An expert in subjects relating to political violence, John Stevenson contributes to START’s Strategic Multilayer Assessment-funded projects as a lead investigator and senior researcher. His work combines foreign policy with assessments of global armed forces. A graduate of the University of Chicago and Dartmouth College, Stevenson also teaches a course on methodology and research analysis in START’s Graduate Certificate in Terrorism Analysis.
Aside from his work with START, Stevenson enjoys planning monthly seven-course meals for his friends, reading state and city budgets and writing opinion articles using concrete data for various news outlets such as Slate Magazine. He hopes to one day open his own seasonal restaurant, complete with “fancy cocktails.”
How did you hear about START?
I previously taught a class at the University of Chicago called “Blood, Boundaries, Beliefs: Religion and Violence.” For a lot of students, when they think about religion and violence, they think about terrorism as its most iconic form. START aims to make terrorism really boring in a good way, so I often had students download portions of the Global Terrorism Database (GTD) and use that to talk about violent events. So in general, I heard about START through its website. One day I was randomly clicking, looking for stuff on the GTD, and it turns out that there was a job opportunity.
What do you like more, teaching or conducting research?
Both are pleasurable and worthwhile pursuits, but they draw on very different skill sets. I enjoy the art of research more. Teaching helps me think about the critical ways to communicate what’s important about the topic to a non-specialist. I try to take that attitude into my research, especially into applied research like we do a lot of here at START. And even though I’ve met some success in teaching like research more because I enjoy the art of being a detective a little more than being an explainer-in-chief.
What’s your favorite research subject?
I enjoy exploring the types of violence that are used by states against populations in part because analysts seem to be rapidly using the language to evaluate the functions, forms and meanings of state violence. Sometimes state violence is seen as legitimate. For instance, one might argue that there are a lot of reasons that police should commit acts of violence to prevent crime – at least in theory. Sometimes state violence is seen as wrong: We might say invading another country is a type of violence we don’t support, except when we do under the banner of humanitarian intervention. When non-state actors use very similar kinds of violence to states, we tend discuss non-state actor violence as always already spectacular or bad. So much of my research interests aim to help me work through my confusion about why, if in general we think violence is bad, it matters who uses violence and how violence gets used.
You are a freelance data journalist. What do you do and what articles have you written?

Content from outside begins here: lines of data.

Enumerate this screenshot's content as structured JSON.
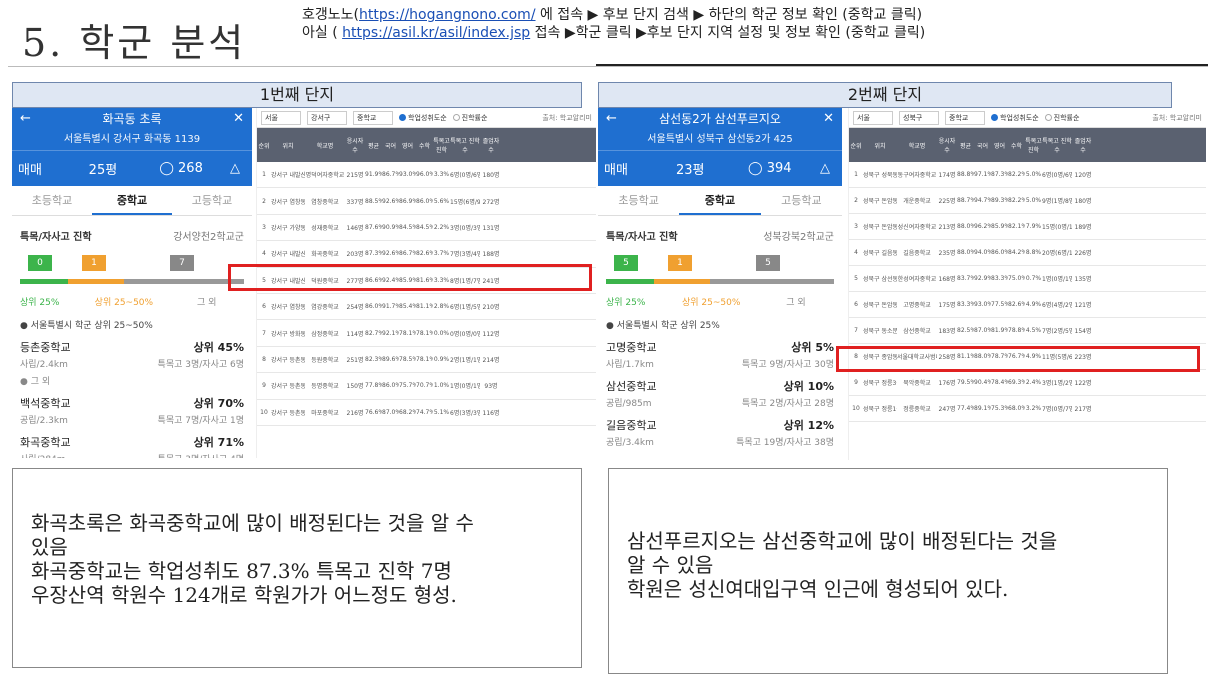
{
  "title": "5. 학군 분석",
  "instructions": {
    "line1_pre": "호갱노노(",
    "line1_link": "https://hogangnono.com/",
    "line1_post": " 에 접속 ▶ 후보 단지 검색 ▶ 하단의 학군 정보 확인 (중학교 클릭)",
    "line2_pre": "아실 ( ",
    "line2_link": "https://asil.kr/asil/index.jsp",
    "line2_post": " 접속 ▶학군 클릭 ▶후보 단지 지역 설정 및 정보 확인 (중학교 클릭)"
  },
  "colors": {
    "accent": "#1f6fd0",
    "highlight": "#e02020",
    "green": "#3cb44b",
    "orange": "#f0a030"
  },
  "panels": [
    {
      "band": "1번째 단지",
      "app": {
        "back": "←",
        "name": "화곡동 초록",
        "close": "✕",
        "address": "서울특별시 강서구 화곡동 1139",
        "deal": "매매",
        "size": "25평",
        "comments": "268",
        "search_icon": "magnifier",
        "bell_icon": "bell",
        "tabs": [
          "초등학교",
          "중학교",
          "고등학교"
        ],
        "section_left": "특목/자사고 진학",
        "section_right": "강서양천2학교군",
        "chips": [
          "0",
          "1",
          "7"
        ],
        "bar_labels": [
          "상위 25%",
          "상위 25~50%",
          "그 외"
        ],
        "note": "● 서울특별시 학군 상위 25~50%",
        "schools": [
          {
            "name": "등촌중학교",
            "rank": "상위 45%",
            "type": "사립/2.4km",
            "info": "특목고 3명/자사고 6명"
          },
          {
            "group": "● 그 외"
          },
          {
            "name": "백석중학교",
            "rank": "상위 70%",
            "type": "공립/2.3km",
            "info": "특목고 7명/자사고 1명"
          },
          {
            "name": "화곡중학교",
            "rank": "상위 71%",
            "type": "사립/284m",
            "info": "특목고 3명/자사고 4명"
          }
        ]
      },
      "table": {
        "region": "서울",
        "district": "강서구",
        "level": "중학교",
        "radio_on": "학업성취도순",
        "radio_off": "진학률순",
        "source": "출처: 학교알리미",
        "headers": [
          "순위",
          "위치",
          "학교명",
          "응시자수",
          "평균",
          "국어",
          "영어",
          "수학",
          "특목고진학",
          "특목고 진학수",
          "졸업자 수"
        ],
        "rows": [
          [
            "1",
            "강서구 내발산동",
            "명덕여자중학교",
            "215명",
            "91.9%",
            "86.7%",
            "93.0%",
            "96.0%",
            "3.3%",
            "6명(0명/6명)",
            "180명"
          ],
          [
            "2",
            "강서구 염창동",
            "염창중학교",
            "337명",
            "88.5%",
            "92.6%",
            "86.9%",
            "86.0%",
            "5.6%",
            "15명(6명/9명)",
            "272명"
          ],
          [
            "3",
            "강서구 가양동",
            "성재중학교",
            "146명",
            "87.6%",
            "90.9%",
            "84.5%",
            "84.5%",
            "2.2%",
            "3명(0명/3명)",
            "131명"
          ],
          [
            "4",
            "강서구 내발산동",
            "화곡중학교",
            "203명",
            "87.3%",
            "92.6%",
            "86.7%",
            "82.6%",
            "3.7%",
            "7명(3명/4명)",
            "188명"
          ],
          [
            "5",
            "강서구 내발산1동",
            "덕원중학교",
            "277명",
            "86.6%",
            "92.4%",
            "85.9%",
            "81.6%",
            "3.3%",
            "8명(1명/7명)",
            "241명"
          ],
          [
            "6",
            "강서구 염창동",
            "염강중학교",
            "254명",
            "86.0%",
            "91.7%",
            "85.4%",
            "81.1%",
            "2.8%",
            "6명(1명/5명)",
            "210명"
          ],
          [
            "7",
            "강서구 방화동",
            "삼정중학교",
            "114명",
            "82.7%",
            "92.1%",
            "78.1%",
            "78.1%",
            "0.0%",
            "0명(0명/0명)",
            "112명"
          ],
          [
            "8",
            "강서구 등촌동",
            "등원중학교",
            "251명",
            "82.3%",
            "89.6%",
            "78.5%",
            "78.1%",
            "0.9%",
            "2명(1명/1명)",
            "214명"
          ],
          [
            "9",
            "강서구 등촌동",
            "등명중학교",
            "150명",
            "77.8%",
            "86.0%",
            "75.7%",
            "70.7%",
            "1.0%",
            "1명(0명/1명)",
            "93명"
          ],
          [
            "10",
            "강서구 등촌동",
            "마포중학교",
            "216명",
            "76.6%",
            "87.0%",
            "68.2%",
            "74.7%",
            "5.1%",
            "6명(3명/3명)",
            "116명"
          ]
        ],
        "highlight_index": 3
      },
      "comment": [
        "화곡초록은 화곡중학교에 많이 배정된다는 것을 알 수",
        "있음",
        "화곡중학교는 학업성취도 87.3% 특목고 진학 7명",
        "우장산역 학원수 124개로 학원가가 어느정도 형성."
      ]
    },
    {
      "band": "2번째 단지",
      "app": {
        "back": "←",
        "name": "삼선동2가 삼선푸르지오",
        "close": "✕",
        "address": "서울특별시 성북구 삼선동2가 425",
        "deal": "매매",
        "size": "23평",
        "comments": "394",
        "search_icon": "magnifier",
        "bell_icon": "bell",
        "tabs": [
          "초등학교",
          "중학교",
          "고등학교"
        ],
        "section_left": "특목/자사고 진학",
        "section_right": "성북강북2학교군",
        "chips": [
          "5",
          "1",
          "5"
        ],
        "bar_labels": [
          "상위 25%",
          "상위 25~50%",
          "그 외"
        ],
        "note": "● 서울특별시 학군 상위 25%",
        "schools": [
          {
            "name": "고명중학교",
            "rank": "상위 5%",
            "type": "사립/1.7km",
            "info": "특목고 9명/자사고 30명"
          },
          {
            "name": "삼선중학교",
            "rank": "상위 10%",
            "type": "공립/985m",
            "info": "특목고 2명/자사고 28명"
          },
          {
            "name": "길음중학교",
            "rank": "상위 12%",
            "type": "공립/3.4km",
            "info": "특목고 19명/자사고 38명"
          }
        ]
      },
      "table": {
        "region": "서울",
        "district": "성북구",
        "level": "중학교",
        "radio_on": "학업성취도순",
        "radio_off": "진학률순",
        "source": "출처: 학교알리미",
        "headers": [
          "순위",
          "위치",
          "학교명",
          "응시자수",
          "평균",
          "국어",
          "영어",
          "수학",
          "특목고진학",
          "특목고 진학수",
          "졸업자 수"
        ],
        "rows": [
          [
            "1",
            "성북구 성북동",
            "동구여자중학교",
            "174명",
            "88.8%",
            "97.1%",
            "87.3%",
            "82.2%",
            "5.0%",
            "6명(0명/6명)",
            "120명"
          ],
          [
            "2",
            "성북구 돈암동",
            "개운중학교",
            "225명",
            "88.7%",
            "94.7%",
            "89.3%",
            "82.2%",
            "5.0%",
            "9명(1명/8명)",
            "180명"
          ],
          [
            "3",
            "성북구 돈암동",
            "성신여자중학교",
            "213명",
            "88.0%",
            "96.2%",
            "85.9%",
            "82.1%",
            "7.9%",
            "15명(0명/15명)",
            "189명"
          ],
          [
            "4",
            "성북구 길음동",
            "길음중학교",
            "235명",
            "88.0%",
            "94.0%",
            "86.0%",
            "84.2%",
            "8.8%",
            "20명(6명/14명)",
            "226명"
          ],
          [
            "5",
            "성북구 삼선동2가",
            "한성여자중학교",
            "168명",
            "83.7%",
            "92.9%",
            "83.3%",
            "75.0%",
            "0.7%",
            "1명(0명/1명)",
            "135명"
          ],
          [
            "6",
            "성북구 돈암동",
            "고명중학교",
            "175명",
            "83.3%",
            "93.0%",
            "77.5%",
            "82.6%",
            "4.9%",
            "6명(4명/2명)",
            "121명"
          ],
          [
            "7",
            "성북구 동소문동1가",
            "삼선중학교",
            "183명",
            "82.5%",
            "87.0%",
            "81.9%",
            "78.8%",
            "4.5%",
            "7명(2명/5명)",
            "154명"
          ],
          [
            "8",
            "성북구 종암동",
            "서울대학교사범대학부설중학교",
            "258명",
            "81.1%",
            "88.0%",
            "78.7%",
            "76.7%",
            "4.9%",
            "11명(5명/6명)",
            "223명"
          ],
          [
            "9",
            "성북구 정릉3동",
            "북악중학교",
            "176명",
            "79.5%",
            "90.4%",
            "78.4%",
            "69.3%",
            "2.4%",
            "3명(1명/2명)",
            "122명"
          ],
          [
            "10",
            "성북구 정릉1동",
            "정릉중학교",
            "247명",
            "77.4%",
            "89.1%",
            "75.3%",
            "68.0%",
            "3.2%",
            "7명(0명/7명)",
            "217명"
          ]
        ],
        "highlight_index": 6
      },
      "comment": [
        "삼선푸르지오는 삼선중학교에 많이 배정된다는 것을",
        "알 수 있음",
        "학원은 성신여대입구역 인근에 형성되어 있다."
      ]
    }
  ]
}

I use data to say “let’s look again at a problem of what we think we know.” There’s the old adage that I used to teach in my classes: The most dangerous form of knowledge is the stuff that ‘we know that ain’t so’ and so we must be open to un-learning stuff that is less veridical than we may believe.
I’ve published two opinion pieces so far. One article emerged out of the last chapter of my dissertation and is on how the United States should not call a cease-fire in South Sudan in 2013 because it will increase violence in the country. It turns out I was right.
The second article had data that made a controversial point. After the killings of two police officers in New York late last year, people said that police officers were in danger and that we should be deferential to their point of view in handling crime and suspects. I crunched the numbers using data from the Bureau of Labor Statistics to argue that not only are police officers relatively safe now compared to the most dangerous time to be a police officer, which was the 1970s, but also that the most dangerous jobs, measuring danger in terms of rates of death, were actually grounds-keeping and logging. This is not to say that we should totally discount the views of public servants who are first-responders about the nature of their job, but just to highlight that we can use data to evaluate basically anything, including our own assumptions, which can change the way we assign value and meaning to our lives.
What do you do with your free time?
I have too many hobbies—Bill [Braniff] once good-naturedly joked that I should aim to be less interesting-- but there are two things that occupy most of time.
The first involves reading state and city budgets and watching how they structure their public debt. Everybody knows that we should not spend more than take in, but there are all these things that everybody wants that are often bought on credit and we have to service the debt from purchasing things on credit. So how do we pay for spending that we already authorized in the context of our desire to consume now and not pay taxes? It’s interesting how public officials have that conversation. Everybody knows how to stop spending their own money, but how do they stop spending someone else’s money? It’s tough and it’s tricky, and I find that fascinating. Budgets are also interesting ways to tell stories about different places.
Beyond that, I enjoy cooking a lot. I’m mostly known among my friends for my extravagant dinners. Once a month, on a Sunday, I host 4-5 people in my apartment for one of my spectacular seven-course meals, which usually combines some sort of fusion food. If I didn’t become a researcher, I would’ve become a chef. Once I become wealthy, and I’m still trying to figure out how to do that, I will turn this leisure activity into business. My idea is to have a restaurant that will appropriately be yuppie and seasonal, and have obscure alcohol and fancy cocktails.